◆ Exercise instructions ◆
Copy whichever lines of the data hold the word "JSON".
Given entries: Begin
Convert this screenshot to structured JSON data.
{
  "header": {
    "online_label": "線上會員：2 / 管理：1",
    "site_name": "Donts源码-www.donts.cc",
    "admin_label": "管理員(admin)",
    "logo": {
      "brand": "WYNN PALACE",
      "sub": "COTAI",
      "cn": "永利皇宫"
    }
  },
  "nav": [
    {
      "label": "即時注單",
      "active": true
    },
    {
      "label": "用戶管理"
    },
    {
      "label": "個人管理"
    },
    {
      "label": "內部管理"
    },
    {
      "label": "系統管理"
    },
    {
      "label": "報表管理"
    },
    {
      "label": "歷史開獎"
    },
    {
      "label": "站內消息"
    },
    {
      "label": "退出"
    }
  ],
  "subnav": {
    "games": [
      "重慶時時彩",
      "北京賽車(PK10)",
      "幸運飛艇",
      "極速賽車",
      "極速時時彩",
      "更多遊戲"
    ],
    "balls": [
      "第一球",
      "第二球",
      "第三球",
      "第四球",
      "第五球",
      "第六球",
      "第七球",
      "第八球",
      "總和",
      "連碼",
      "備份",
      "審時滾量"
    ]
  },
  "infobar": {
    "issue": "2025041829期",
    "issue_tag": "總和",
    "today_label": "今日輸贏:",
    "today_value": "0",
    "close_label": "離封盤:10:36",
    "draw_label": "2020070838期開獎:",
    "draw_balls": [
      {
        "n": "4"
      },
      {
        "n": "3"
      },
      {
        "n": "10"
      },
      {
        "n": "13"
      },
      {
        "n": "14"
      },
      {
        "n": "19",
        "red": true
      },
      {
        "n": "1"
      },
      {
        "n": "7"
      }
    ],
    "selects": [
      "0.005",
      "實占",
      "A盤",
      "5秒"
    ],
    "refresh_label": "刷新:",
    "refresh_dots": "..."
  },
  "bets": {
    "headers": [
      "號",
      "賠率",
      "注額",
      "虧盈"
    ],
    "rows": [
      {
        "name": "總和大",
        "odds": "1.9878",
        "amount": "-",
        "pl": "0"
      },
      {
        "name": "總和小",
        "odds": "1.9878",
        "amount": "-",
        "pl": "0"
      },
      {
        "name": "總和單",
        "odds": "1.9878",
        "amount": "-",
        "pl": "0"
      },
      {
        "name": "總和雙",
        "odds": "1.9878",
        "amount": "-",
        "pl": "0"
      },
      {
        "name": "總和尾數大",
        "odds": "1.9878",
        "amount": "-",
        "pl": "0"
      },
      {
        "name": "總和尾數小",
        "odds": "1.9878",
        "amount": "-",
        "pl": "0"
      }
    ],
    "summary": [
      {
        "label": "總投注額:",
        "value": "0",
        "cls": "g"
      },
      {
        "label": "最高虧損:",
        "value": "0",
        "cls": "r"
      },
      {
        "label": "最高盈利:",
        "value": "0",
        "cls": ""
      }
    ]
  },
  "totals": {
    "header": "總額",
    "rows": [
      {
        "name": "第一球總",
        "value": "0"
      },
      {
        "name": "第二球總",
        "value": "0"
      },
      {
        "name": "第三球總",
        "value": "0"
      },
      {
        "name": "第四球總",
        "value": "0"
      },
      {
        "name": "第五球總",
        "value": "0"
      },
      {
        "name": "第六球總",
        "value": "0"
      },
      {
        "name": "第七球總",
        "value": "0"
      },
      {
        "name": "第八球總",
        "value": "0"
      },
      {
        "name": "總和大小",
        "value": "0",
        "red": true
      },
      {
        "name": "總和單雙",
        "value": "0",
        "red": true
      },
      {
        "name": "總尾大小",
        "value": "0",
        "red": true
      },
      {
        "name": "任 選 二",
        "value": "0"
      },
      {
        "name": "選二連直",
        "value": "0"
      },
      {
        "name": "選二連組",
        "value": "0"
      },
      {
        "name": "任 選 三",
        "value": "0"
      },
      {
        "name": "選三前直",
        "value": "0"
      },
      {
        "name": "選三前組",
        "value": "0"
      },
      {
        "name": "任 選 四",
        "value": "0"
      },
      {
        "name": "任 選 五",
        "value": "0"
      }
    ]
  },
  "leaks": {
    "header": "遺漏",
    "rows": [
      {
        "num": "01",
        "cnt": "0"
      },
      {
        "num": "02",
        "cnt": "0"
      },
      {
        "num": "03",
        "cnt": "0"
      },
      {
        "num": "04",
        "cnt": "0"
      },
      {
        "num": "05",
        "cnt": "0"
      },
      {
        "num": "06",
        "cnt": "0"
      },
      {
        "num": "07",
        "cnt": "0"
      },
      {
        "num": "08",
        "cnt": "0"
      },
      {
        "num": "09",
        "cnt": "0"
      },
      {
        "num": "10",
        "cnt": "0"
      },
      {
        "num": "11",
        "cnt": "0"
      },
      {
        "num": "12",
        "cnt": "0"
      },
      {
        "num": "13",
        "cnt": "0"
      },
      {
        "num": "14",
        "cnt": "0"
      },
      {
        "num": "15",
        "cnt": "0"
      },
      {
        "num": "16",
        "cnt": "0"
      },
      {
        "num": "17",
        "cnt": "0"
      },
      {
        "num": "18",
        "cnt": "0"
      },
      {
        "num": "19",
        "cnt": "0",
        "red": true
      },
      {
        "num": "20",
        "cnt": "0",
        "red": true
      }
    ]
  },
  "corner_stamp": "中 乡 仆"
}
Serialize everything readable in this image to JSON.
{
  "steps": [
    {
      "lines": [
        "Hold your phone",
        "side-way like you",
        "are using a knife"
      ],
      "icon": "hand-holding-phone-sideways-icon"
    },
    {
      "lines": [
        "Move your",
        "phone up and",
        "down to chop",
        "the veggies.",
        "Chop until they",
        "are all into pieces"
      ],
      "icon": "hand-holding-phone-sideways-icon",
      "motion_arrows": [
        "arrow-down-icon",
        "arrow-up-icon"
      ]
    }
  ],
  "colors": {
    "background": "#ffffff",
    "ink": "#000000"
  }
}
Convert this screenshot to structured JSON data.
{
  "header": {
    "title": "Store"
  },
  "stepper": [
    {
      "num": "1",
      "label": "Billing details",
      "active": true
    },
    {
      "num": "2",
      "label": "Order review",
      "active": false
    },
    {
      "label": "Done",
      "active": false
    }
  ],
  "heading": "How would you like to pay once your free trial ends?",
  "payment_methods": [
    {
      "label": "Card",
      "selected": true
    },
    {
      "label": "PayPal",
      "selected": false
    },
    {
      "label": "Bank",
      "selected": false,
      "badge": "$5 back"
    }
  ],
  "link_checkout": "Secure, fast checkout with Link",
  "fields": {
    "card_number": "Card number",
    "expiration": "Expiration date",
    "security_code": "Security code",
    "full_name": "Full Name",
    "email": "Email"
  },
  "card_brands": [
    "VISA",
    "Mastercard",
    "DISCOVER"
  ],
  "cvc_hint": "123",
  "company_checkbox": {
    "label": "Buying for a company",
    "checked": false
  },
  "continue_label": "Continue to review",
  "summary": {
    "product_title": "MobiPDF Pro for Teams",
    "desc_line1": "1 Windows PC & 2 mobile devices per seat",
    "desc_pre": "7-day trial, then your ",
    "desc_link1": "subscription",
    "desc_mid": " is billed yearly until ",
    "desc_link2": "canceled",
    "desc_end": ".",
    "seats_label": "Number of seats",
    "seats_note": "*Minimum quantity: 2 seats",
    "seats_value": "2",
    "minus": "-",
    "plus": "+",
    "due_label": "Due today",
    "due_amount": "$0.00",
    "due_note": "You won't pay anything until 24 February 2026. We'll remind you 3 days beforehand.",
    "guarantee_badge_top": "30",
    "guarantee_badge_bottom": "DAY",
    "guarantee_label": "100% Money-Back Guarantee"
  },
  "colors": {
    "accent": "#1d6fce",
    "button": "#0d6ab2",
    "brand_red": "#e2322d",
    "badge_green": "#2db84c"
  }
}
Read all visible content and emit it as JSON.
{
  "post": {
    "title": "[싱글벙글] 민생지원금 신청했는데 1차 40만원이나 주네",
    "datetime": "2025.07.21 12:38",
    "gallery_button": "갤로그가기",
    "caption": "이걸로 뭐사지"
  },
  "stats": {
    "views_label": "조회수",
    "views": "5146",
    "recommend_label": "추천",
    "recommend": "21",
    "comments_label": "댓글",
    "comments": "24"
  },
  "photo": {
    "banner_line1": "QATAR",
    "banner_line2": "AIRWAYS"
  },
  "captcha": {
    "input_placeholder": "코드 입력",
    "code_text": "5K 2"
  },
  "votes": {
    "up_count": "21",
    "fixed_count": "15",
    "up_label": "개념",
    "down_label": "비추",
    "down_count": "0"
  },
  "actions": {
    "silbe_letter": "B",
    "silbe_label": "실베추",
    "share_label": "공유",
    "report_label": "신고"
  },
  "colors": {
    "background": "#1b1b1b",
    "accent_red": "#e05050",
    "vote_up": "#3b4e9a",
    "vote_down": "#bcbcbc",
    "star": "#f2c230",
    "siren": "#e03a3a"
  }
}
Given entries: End
◆ Answer to the problem ◆
Convert this screenshot to structured JSON data.
Serialize everything readable in this image to JSON.
Convert this screenshot to structured JSON data.
Read all visible content and emit it as JSON.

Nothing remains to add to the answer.